In 2012 in The Paris Review, Susan Howe told Maureen N. McLane that she -- Howe -- doesn’t travel easily. “If I can get into a library -- public libraries or even a bookstore,” Howe said, “I feel safe... It’s a sense of self-identification and trust that widens to delight,” she continued, here talking specifically about university libraries “...discovering accidental originals or feeling that you’re pulling something back.” I love Howe’s agoraphobic rebel girl, her confidence like books are teeth stuck in the wrong mouth. Her attitude here makes me want to re-read her book My Emily Dickinson, which now seems like a statement of power. Like nesting. In it Howe writes that “love, a binding force, is both envy and emulation.”
It is strange to object that fish is fish, i.e. that it smells and tastes like fish. The fact that one feels like having energy-packed and ragged pork does not mean that there is something fishy about fish.

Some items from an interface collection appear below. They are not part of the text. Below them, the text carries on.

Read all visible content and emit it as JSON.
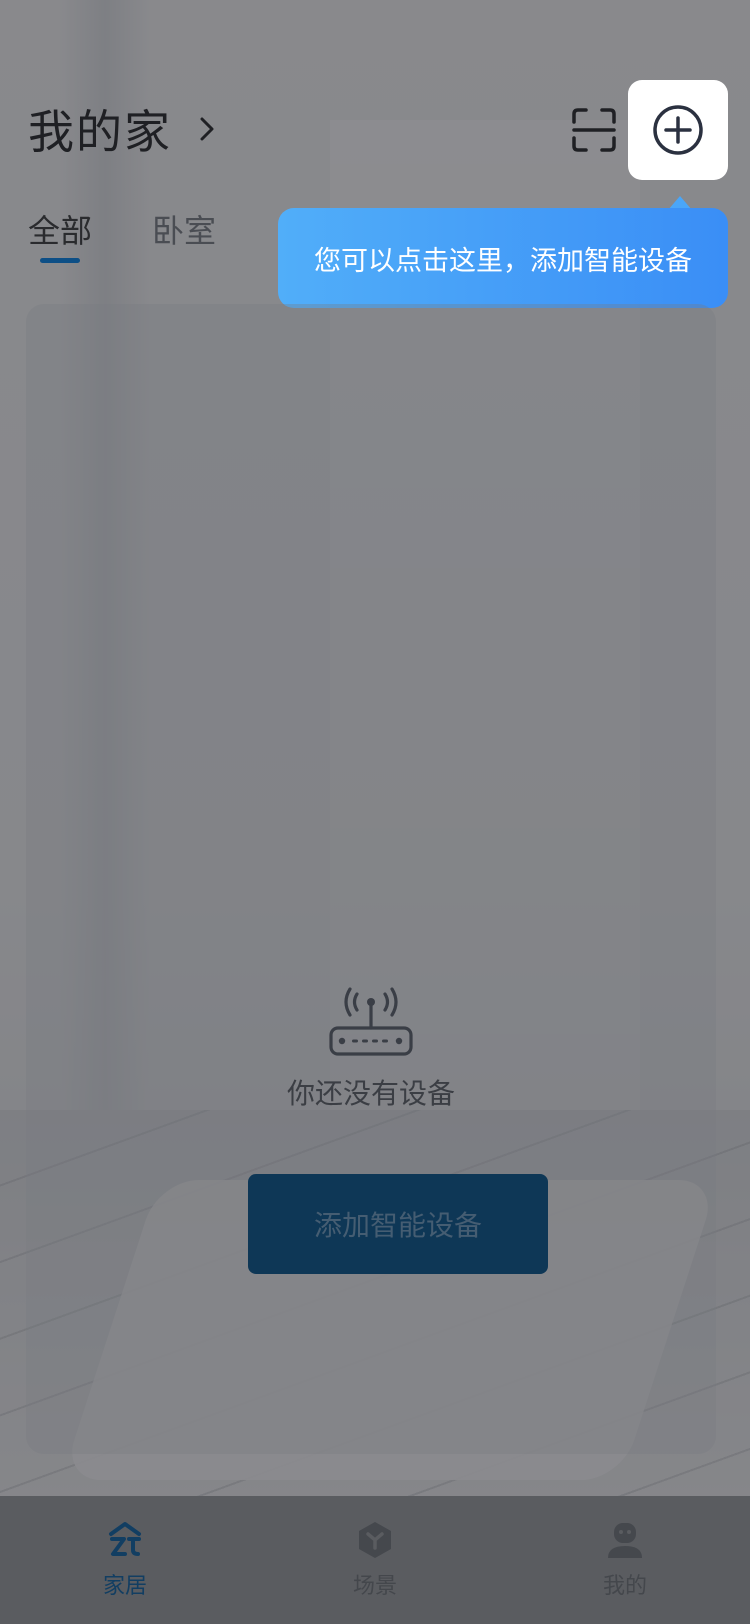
{
  "header": {
    "home_title": "我的家"
  },
  "tooltip": {
    "text": "您可以点击这里，添加智能设备"
  },
  "tabs": [
    {
      "label": "全部",
      "active": true
    },
    {
      "label": "卧室",
      "active": false
    }
  ],
  "empty_state": {
    "message": "你还没有设备",
    "button_label": "添加智能设备",
    "icon": "router-icon"
  },
  "bottom_nav": [
    {
      "label": "家居",
      "icon": "home-icon",
      "active": true
    },
    {
      "label": "场景",
      "icon": "scene-icon",
      "active": false
    },
    {
      "label": "我的",
      "icon": "profile-icon",
      "active": false
    }
  ],
  "colors": {
    "accent": "#0d4f86",
    "tooltip_start": "#51aef9",
    "tooltip_end": "#3a8ef6",
    "button_bg": "#0e3756"
  }
}
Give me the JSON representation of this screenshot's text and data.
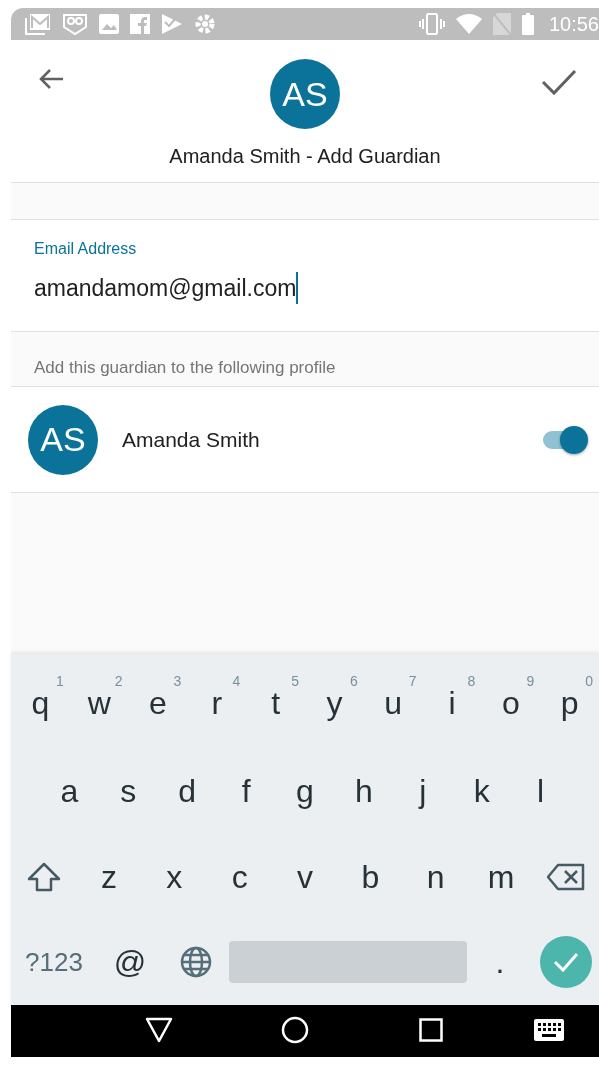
{
  "status_bar": {
    "time": "10:56"
  },
  "header": {
    "initials": "AS",
    "title": "Amanda Smith - Add Guardian"
  },
  "email_field": {
    "label": "Email Address",
    "value": "amandamom@gmail.com"
  },
  "section_header": "Add this guardian to the following profile",
  "profiles": [
    {
      "initials": "AS",
      "name": "Amanda Smith",
      "on": true
    }
  ],
  "keyboard": {
    "rows": [
      [
        {
          "kind": "letter",
          "label": "q",
          "hint": "1"
        },
        {
          "kind": "letter",
          "label": "w",
          "hint": "2"
        },
        {
          "kind": "letter",
          "label": "e",
          "hint": "3"
        },
        {
          "kind": "letter",
          "label": "r",
          "hint": "4"
        },
        {
          "kind": "letter",
          "label": "t",
          "hint": "5"
        },
        {
          "kind": "letter",
          "label": "y",
          "hint": "6"
        },
        {
          "kind": "letter",
          "label": "u",
          "hint": "7"
        },
        {
          "kind": "letter",
          "label": "i",
          "hint": "8"
        },
        {
          "kind": "letter",
          "label": "o",
          "hint": "9"
        },
        {
          "kind": "letter",
          "label": "p",
          "hint": "0"
        }
      ],
      [
        {
          "kind": "letter",
          "label": "a"
        },
        {
          "kind": "letter",
          "label": "s"
        },
        {
          "kind": "letter",
          "label": "d"
        },
        {
          "kind": "letter",
          "label": "f"
        },
        {
          "kind": "letter",
          "label": "g"
        },
        {
          "kind": "letter",
          "label": "h"
        },
        {
          "kind": "letter",
          "label": "j"
        },
        {
          "kind": "letter",
          "label": "k"
        },
        {
          "kind": "letter",
          "label": "l"
        }
      ],
      [
        {
          "kind": "shift"
        },
        {
          "kind": "letter",
          "label": "z"
        },
        {
          "kind": "letter",
          "label": "x"
        },
        {
          "kind": "letter",
          "label": "c"
        },
        {
          "kind": "letter",
          "label": "v"
        },
        {
          "kind": "letter",
          "label": "b"
        },
        {
          "kind": "letter",
          "label": "n"
        },
        {
          "kind": "letter",
          "label": "m"
        },
        {
          "kind": "backspace"
        }
      ],
      [
        {
          "kind": "symbols",
          "label": "?123"
        },
        {
          "kind": "letter",
          "label": "@"
        },
        {
          "kind": "globe"
        },
        {
          "kind": "space"
        },
        {
          "kind": "letter",
          "label": "."
        },
        {
          "kind": "enter"
        }
      ]
    ]
  }
}
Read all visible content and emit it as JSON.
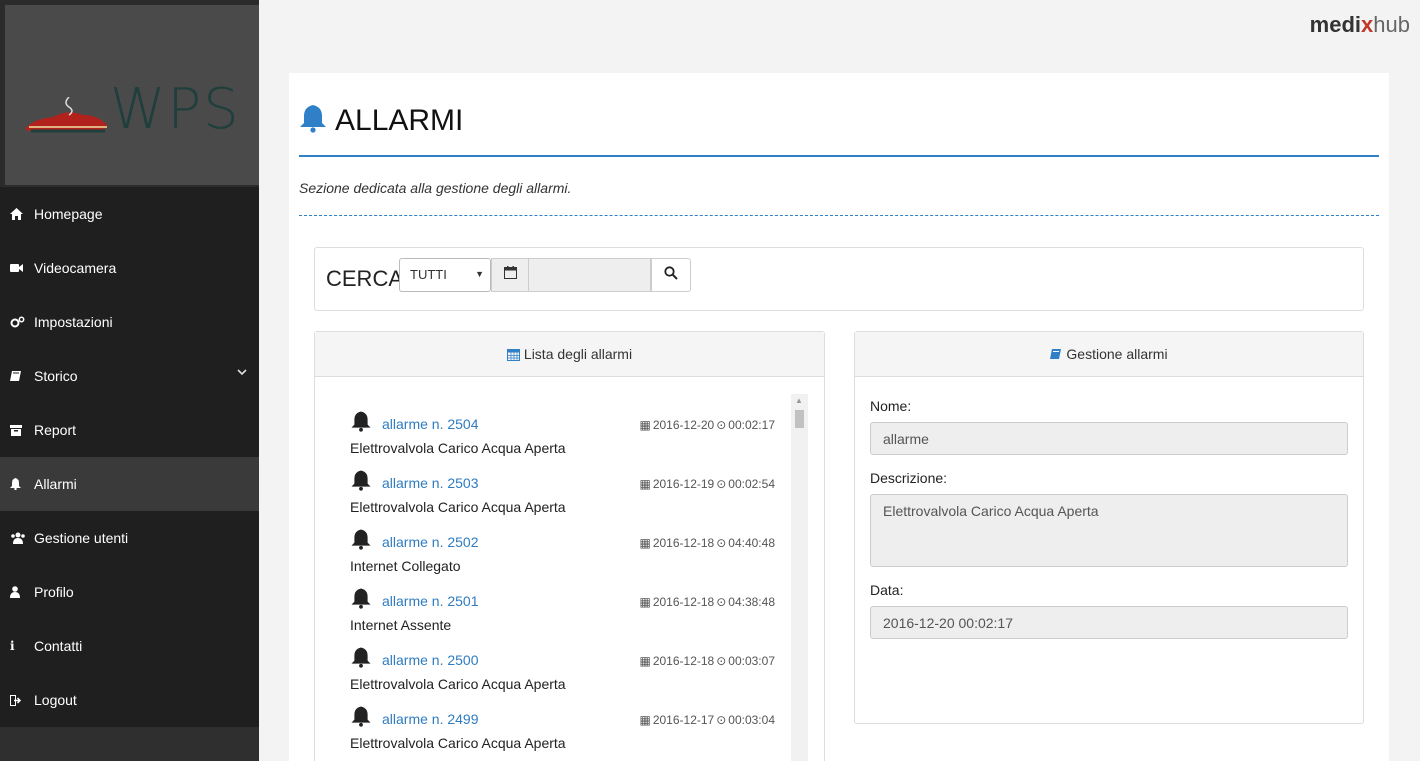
{
  "brand": {
    "part1": "medi",
    "part2": "x",
    "part3": "hub"
  },
  "logo": {
    "text": "WPS"
  },
  "nav": {
    "items": [
      {
        "label": "Homepage",
        "icon": "home-icon"
      },
      {
        "label": "Videocamera",
        "icon": "video-camera-icon"
      },
      {
        "label": "Impostazioni",
        "icon": "cogs-icon"
      },
      {
        "label": "Storico",
        "icon": "book-icon"
      },
      {
        "label": "Report",
        "icon": "archive-icon"
      },
      {
        "label": "Allarmi",
        "icon": "bell-icon"
      },
      {
        "label": "Gestione utenti",
        "icon": "users-icon"
      },
      {
        "label": "Profilo",
        "icon": "user-icon"
      },
      {
        "label": "Contatti",
        "icon": "info-icon"
      },
      {
        "label": "Logout",
        "icon": "sign-out-icon"
      }
    ],
    "active": "Allarmi"
  },
  "page": {
    "title": "ALLARMI",
    "subtitle": "Sezione dedicata alla gestione degli allarmi."
  },
  "search": {
    "label": "CERCA",
    "filter_value": "TUTTI",
    "date_value": ""
  },
  "list_panel": {
    "title": "Lista degli allarmi",
    "alarms": [
      {
        "name": "allarme n. 2504",
        "date": "2016-12-20",
        "time": "00:02:17",
        "description": "Elettrovalvola Carico Acqua Aperta"
      },
      {
        "name": "allarme n. 2503",
        "date": "2016-12-19",
        "time": "00:02:54",
        "description": "Elettrovalvola Carico Acqua Aperta"
      },
      {
        "name": "allarme n. 2502",
        "date": "2016-12-18",
        "time": "04:40:48",
        "description": "Internet Collegato"
      },
      {
        "name": "allarme n. 2501",
        "date": "2016-12-18",
        "time": "04:38:48",
        "description": "Internet Assente"
      },
      {
        "name": "allarme n. 2500",
        "date": "2016-12-18",
        "time": "00:03:07",
        "description": "Elettrovalvola Carico Acqua Aperta"
      },
      {
        "name": "allarme n. 2499",
        "date": "2016-12-17",
        "time": "00:03:04",
        "description": "Elettrovalvola Carico Acqua Aperta"
      }
    ]
  },
  "mgmt_panel": {
    "title": "Gestione allarmi",
    "nome_label": "Nome:",
    "nome_value": "allarme",
    "descrizione_label": "Descrizione:",
    "descrizione_value": "Elettrovalvola Carico Acqua Aperta",
    "data_label": "Data:",
    "data_value": "2016-12-20 00:02:17"
  },
  "colors": {
    "accent": "#2f80c7",
    "sidebar": "#1f1f1f",
    "link": "#2f7cc0"
  }
}
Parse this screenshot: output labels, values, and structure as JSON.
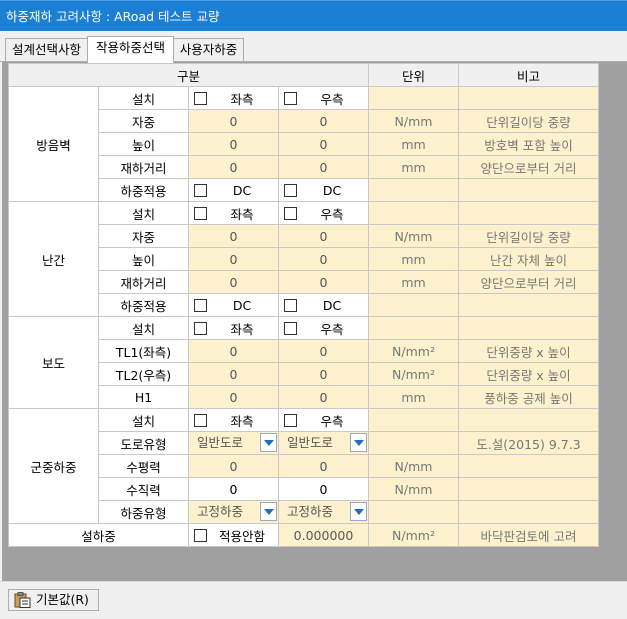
{
  "window": {
    "title": "하중재하 고려사항 : ARoad 테스트 교량"
  },
  "tabs": [
    {
      "label": "설계선택사항"
    },
    {
      "label": "작용하중선택"
    },
    {
      "label": "사용자하중"
    }
  ],
  "grid": {
    "headers": {
      "category": "구분",
      "unit": "단위",
      "note": "비고"
    },
    "noise_wall": {
      "title": "방음벽",
      "install": {
        "label": "설치",
        "left": "좌측",
        "right": "우측"
      },
      "weight": {
        "label": "자중",
        "left": "0",
        "right": "0",
        "unit": "N/mm",
        "note": "단위길이당 중량"
      },
      "height": {
        "label": "높이",
        "left": "0",
        "right": "0",
        "unit": "mm",
        "note": "방호벽 포함 높이"
      },
      "lever": {
        "label": "재하거리",
        "left": "0",
        "right": "0",
        "unit": "mm",
        "note": "양단으로부터 거리"
      },
      "load_apply": {
        "label": "하중적용",
        "left": "DC",
        "right": "DC"
      }
    },
    "railing": {
      "title": "난간",
      "install": {
        "label": "설치",
        "left": "좌측",
        "right": "우측"
      },
      "weight": {
        "label": "자중",
        "left": "0",
        "right": "0",
        "unit": "N/mm",
        "note": "단위길이당 중량"
      },
      "height": {
        "label": "높이",
        "left": "0",
        "right": "0",
        "unit": "mm",
        "note": "난간 자체 높이"
      },
      "lever": {
        "label": "재하거리",
        "left": "0",
        "right": "0",
        "unit": "mm",
        "note": "양단으로부터 거리"
      },
      "load_apply": {
        "label": "하중적용",
        "left": "DC",
        "right": "DC"
      }
    },
    "sidewalk": {
      "title": "보도",
      "install": {
        "label": "설치",
        "left": "좌측",
        "right": "우측"
      },
      "tl1": {
        "label": "TL1(좌측)",
        "left": "0",
        "right": "0",
        "unit": "N/mm²",
        "note": "단위중량 x 높이"
      },
      "tl2": {
        "label": "TL2(우측)",
        "left": "0",
        "right": "0",
        "unit": "N/mm²",
        "note": "단위중량 x 높이"
      },
      "h1": {
        "label": "H1",
        "left": "0",
        "right": "0",
        "unit": "mm",
        "note": "풍하중 공제 높이"
      }
    },
    "crowd": {
      "title": "군중하중",
      "install": {
        "label": "설치",
        "left": "좌측",
        "right": "우측"
      },
      "road_type": {
        "label": "도로유형",
        "left": "일반도로",
        "right": "일반도로",
        "note": "도.설(2015) 9.7.3"
      },
      "horizontal": {
        "label": "수평력",
        "left": "0",
        "right": "0",
        "unit": "N/mm"
      },
      "vertical": {
        "label": "수직력",
        "left": "0",
        "right": "0",
        "unit": "N/mm"
      },
      "load_type": {
        "label": "하중유형",
        "left": "고정하중",
        "right": "고정하중"
      }
    },
    "snow": {
      "title": "설하중",
      "apply_label": "적용안함",
      "value": "0.000000",
      "unit": "N/mm²",
      "note": "바닥판검토에 고려"
    }
  },
  "footer": {
    "default_button": "기본값(R)"
  }
}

Critical ethics requires responding to art works on their own terms and within their own logic; in this case, it would require providing a reading of the book instead of pining for other books’ rubicund realism. Isn’t it blatantly naive to keep believing that realism as a linguistic art form has to do with natural, spontaneous and “true” state of affairs, presented in an unlearned, non-crafted and non-borrowed manner? Art is artificial and to keep an eye -- our eye -- on this fact is the art’s way of being authentic and true.
"I grew up in a place where there was plenty of 'at risk' behavior and unsavory situations, but you weren't supposed to talk about these things or be involved in them. In my writing, I wanted to give voice to the people, girls mainly, who were so often sent the message that they should keep their mouths shut about the things that happened to them in their lives."
"I guess the world has always seemed deeply, unsettlingly arbitrary to me. Accidents of splendor and horror, violence and wonder -- it’s all lurking in the shadows of an ordinary day, waiting to leap out at us. I believe in a world that is deeply disordered. I believe in a kind of anti-conspiracy theory, a world where you almost wish there was a conspiracy, because the reality is so terrifyingly arbitrary and disorganized."